Daniel

1983

Action / Drama

2
Rotten Tomatoes Critics - Rotten 43%
Rotten Tomatoes Audience - Spilled 53%
IMDb Rating 6.7 10 975

Synopsis


Uploaded By: LINUS
Downloaded 5,511 times
December 29, 2015 at 05:57 PM

Director

Cast

Mandy Patinkin as Paul Isaacson
Tovah Feldshuh as Linda Mindish
Daniel Stern as Artie Sternlicht
Ellen Barkin as Phyllis Isaacson
720p.BLU 1080p.BLU
962.52 MB
1280*720
English
NR
23.976 fps
2hr 10 min
P/S 0 / 1
1.98 GB
1920*1080
English
NR
23.976 fps
2hr 10 min
P/S 0 / 1

Movie Reviews

Reviewed by jmsdxtr-215-978064 9 / 10

Brilliant film. Totally under-appreciated.
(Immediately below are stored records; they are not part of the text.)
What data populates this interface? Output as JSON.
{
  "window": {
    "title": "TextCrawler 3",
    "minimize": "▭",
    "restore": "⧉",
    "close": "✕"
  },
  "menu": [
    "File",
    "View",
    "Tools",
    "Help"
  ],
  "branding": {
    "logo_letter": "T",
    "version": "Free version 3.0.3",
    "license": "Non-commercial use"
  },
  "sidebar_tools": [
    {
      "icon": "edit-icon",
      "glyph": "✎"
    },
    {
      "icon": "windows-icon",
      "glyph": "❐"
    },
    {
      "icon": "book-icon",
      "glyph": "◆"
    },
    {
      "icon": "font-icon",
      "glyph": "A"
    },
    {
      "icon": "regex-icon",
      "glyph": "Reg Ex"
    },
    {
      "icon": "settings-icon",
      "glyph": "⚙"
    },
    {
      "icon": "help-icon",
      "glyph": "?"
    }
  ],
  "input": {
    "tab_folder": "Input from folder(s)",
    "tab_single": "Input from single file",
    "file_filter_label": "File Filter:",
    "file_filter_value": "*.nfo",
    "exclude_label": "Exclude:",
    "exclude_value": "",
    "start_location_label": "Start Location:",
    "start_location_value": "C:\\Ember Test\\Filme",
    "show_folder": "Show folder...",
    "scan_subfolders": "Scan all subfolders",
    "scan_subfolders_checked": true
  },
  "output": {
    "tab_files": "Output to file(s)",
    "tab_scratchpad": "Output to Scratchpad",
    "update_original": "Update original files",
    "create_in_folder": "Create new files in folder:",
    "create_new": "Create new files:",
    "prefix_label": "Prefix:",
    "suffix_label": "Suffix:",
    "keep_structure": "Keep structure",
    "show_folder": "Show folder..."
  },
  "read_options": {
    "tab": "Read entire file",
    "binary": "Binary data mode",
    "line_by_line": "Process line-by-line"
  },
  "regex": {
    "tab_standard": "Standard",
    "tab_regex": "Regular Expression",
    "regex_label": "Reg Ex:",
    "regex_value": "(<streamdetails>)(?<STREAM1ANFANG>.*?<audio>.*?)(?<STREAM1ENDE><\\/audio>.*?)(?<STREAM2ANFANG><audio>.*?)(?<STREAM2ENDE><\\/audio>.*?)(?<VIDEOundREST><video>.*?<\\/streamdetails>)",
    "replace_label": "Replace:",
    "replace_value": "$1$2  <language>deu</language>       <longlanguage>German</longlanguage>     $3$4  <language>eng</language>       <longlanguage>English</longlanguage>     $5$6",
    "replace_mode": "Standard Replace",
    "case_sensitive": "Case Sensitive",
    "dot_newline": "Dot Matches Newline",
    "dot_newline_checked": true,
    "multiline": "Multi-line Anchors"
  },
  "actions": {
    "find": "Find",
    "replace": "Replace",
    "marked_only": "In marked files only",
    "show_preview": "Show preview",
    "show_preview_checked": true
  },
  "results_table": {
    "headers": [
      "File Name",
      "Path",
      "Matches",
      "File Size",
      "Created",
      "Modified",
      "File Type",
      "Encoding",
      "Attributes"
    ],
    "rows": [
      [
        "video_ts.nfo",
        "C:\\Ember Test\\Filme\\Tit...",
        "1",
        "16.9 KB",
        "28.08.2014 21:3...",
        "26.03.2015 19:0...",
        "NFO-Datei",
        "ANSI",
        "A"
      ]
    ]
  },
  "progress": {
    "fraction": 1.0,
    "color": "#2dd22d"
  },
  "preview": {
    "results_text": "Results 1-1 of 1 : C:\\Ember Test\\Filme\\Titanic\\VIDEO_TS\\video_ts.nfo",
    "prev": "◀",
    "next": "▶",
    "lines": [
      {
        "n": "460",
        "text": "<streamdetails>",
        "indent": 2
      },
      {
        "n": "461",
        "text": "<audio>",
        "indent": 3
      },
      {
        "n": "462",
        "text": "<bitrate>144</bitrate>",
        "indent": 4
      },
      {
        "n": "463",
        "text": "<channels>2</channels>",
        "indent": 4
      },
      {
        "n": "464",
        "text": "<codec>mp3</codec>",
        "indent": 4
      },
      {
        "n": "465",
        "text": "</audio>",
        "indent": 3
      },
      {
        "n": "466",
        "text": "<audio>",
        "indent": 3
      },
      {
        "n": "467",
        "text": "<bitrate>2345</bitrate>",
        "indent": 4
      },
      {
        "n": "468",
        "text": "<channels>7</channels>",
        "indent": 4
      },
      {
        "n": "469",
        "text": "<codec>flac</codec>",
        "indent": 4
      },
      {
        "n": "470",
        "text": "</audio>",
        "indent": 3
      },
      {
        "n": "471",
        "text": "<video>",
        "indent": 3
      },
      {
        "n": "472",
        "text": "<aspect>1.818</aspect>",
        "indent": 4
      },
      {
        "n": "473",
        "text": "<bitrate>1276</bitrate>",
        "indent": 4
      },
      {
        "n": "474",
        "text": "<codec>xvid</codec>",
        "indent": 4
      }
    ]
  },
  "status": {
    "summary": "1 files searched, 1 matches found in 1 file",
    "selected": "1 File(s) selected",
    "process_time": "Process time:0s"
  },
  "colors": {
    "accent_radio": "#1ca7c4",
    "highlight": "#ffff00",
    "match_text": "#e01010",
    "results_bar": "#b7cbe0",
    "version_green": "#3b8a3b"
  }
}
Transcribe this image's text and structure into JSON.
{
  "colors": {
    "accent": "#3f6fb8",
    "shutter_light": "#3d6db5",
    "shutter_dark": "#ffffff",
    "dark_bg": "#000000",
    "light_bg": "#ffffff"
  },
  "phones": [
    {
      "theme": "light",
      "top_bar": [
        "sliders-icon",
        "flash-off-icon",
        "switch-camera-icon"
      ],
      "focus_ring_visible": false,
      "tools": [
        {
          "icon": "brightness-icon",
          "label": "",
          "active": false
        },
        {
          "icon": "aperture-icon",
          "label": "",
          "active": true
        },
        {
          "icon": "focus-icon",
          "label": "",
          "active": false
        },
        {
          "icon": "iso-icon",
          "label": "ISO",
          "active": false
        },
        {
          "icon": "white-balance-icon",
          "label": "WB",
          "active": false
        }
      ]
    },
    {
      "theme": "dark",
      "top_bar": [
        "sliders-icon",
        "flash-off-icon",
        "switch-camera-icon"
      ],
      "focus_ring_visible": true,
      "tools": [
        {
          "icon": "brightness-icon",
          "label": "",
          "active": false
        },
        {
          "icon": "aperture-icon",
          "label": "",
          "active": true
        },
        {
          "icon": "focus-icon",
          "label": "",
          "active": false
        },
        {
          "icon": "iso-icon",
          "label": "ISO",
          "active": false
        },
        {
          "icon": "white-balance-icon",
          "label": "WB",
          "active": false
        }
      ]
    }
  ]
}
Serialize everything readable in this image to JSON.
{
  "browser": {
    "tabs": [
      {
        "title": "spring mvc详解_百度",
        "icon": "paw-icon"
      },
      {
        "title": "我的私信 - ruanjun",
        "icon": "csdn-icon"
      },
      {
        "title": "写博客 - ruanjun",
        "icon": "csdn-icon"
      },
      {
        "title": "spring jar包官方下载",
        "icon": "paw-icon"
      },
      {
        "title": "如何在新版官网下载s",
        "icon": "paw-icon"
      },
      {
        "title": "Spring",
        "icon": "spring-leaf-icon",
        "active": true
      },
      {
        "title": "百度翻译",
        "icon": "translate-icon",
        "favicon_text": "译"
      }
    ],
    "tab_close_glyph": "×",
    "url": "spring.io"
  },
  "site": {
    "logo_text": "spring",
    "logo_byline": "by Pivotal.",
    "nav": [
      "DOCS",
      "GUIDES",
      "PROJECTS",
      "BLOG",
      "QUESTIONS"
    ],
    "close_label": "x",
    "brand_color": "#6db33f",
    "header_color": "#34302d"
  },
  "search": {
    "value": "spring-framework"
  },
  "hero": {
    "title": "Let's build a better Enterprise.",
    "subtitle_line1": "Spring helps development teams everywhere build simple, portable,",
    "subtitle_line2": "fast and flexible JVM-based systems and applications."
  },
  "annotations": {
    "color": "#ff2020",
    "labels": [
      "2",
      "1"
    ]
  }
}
I recently watched this movie again after many years. I did not see it when it came out in 1983. That was a hectic and sad time at the beginning of the Reagan presidency, and I was busy fighting against the rising tide of that eras neo-Fascism. I wish I had seen it then. I think it would have piqued my interest in the subject and given me more tools to fight with. It has taken years for me to really appreciate what that dark period in time must have been like. I have done a lot of research on the Red Scare and the Communist Party in the US since then. And here we are again on the cusp of the ugly and dark side of American culture in a Trumpian future. So many parallels.

Sidney Lumet was a consummate director who tackled issues that were prescient and thoughtful. He excelled at helping his actors with character development and in creating a cinematic verisimilitude that puts you right in the period and place.

Timothy Hutton, an entirely under-appreciated actor, was perfect as Daniel. Ed Asner is always a joy to watch. The entire ensemble of actors made this a classic that should be studied by audiences and students in order to gain a critical understanding of the underbelly of American History, past present and future.

Bravo!

Reviewed by moonspinner55 2 / 10

Good actors courting disaster...a melodramatic, infernal mess

"Daniel" should have been an intricate, devastating account of ruined lives, another "Long Day's Journey into Night". With director Sidney Lumet at the helm and great actors on-board, audiences in 1983 were probably expecting a masterpiece. The first problem with this film about the traumatized American son and daughter of internationally-scandalized parents--convicted and put to death for spying for the Soviets in the 1950s--belongs in its own scenario; screenwriter E. L. Doctorow, adapting his novel "The Book of Daniel", and Lumet made a big fuss over the lineage of their piece, claiming it was in no way a portrait of real-life executed spies, Julius and Ethel Rosenberg, who left behind two sons. Of course it is, which makes all the dropped hints and 'fictionalized' details that much more annoying. A second problem--and a much larger one--lies in Doctorow's writing, which shuts the audience out early on. "Daniel" isn't a witty or chatty examination of past-and-present events; it's a dirge-like tale that holds any sort of clever banter in contempt. Lumet loves shouting actors on the screen, and here he keeps everyone hollering until there's nothing left to listen to (and nothing to look at except pained expressions). Timothy Hutton is miscast as Daniel; Mandy Patinkin, Lindsay Crouse, Ellen Barkin and Amanda Plummer are all wasted on unplayable material. * from ****

Reviewed by Sergeant_Tibbs 8 / 10

Deserves a lot more attention.

Daniel is one of Sidney Lumet's favourites of his own films. He cites it even before Dog Day Afternoon, Network and 12 Angry Men. I guess when a film isn't as assimilated into pop culture as they are you can keep it closer to your heart. It's a shame, the film deserves so much more attention. This is no half hearted venture. It's emotionally charged and meticulous in all its details. From the textured cinematography (great use of colour changes for past and present), slick editing and rousing performances, you can feel the heat of the passion poured into it. And it hits some real movie magic moments, especially with Mandy Patinkin. Perhaps the problem is that it lacks a real hook to real you in. Its purpose is clear, the activism is justified, but it feels quite specific to its two time periods and struggles to resonate the same way now. It's a film that really needed to strike its chord when it was released. But that doesn't hold it back from being a deeply poignant experience, the highlight being Timothy Hutton's powerful performance as the titular protagonist.

8/10

Read more IMDb reviews

0 Comments

Be the first to leave a comment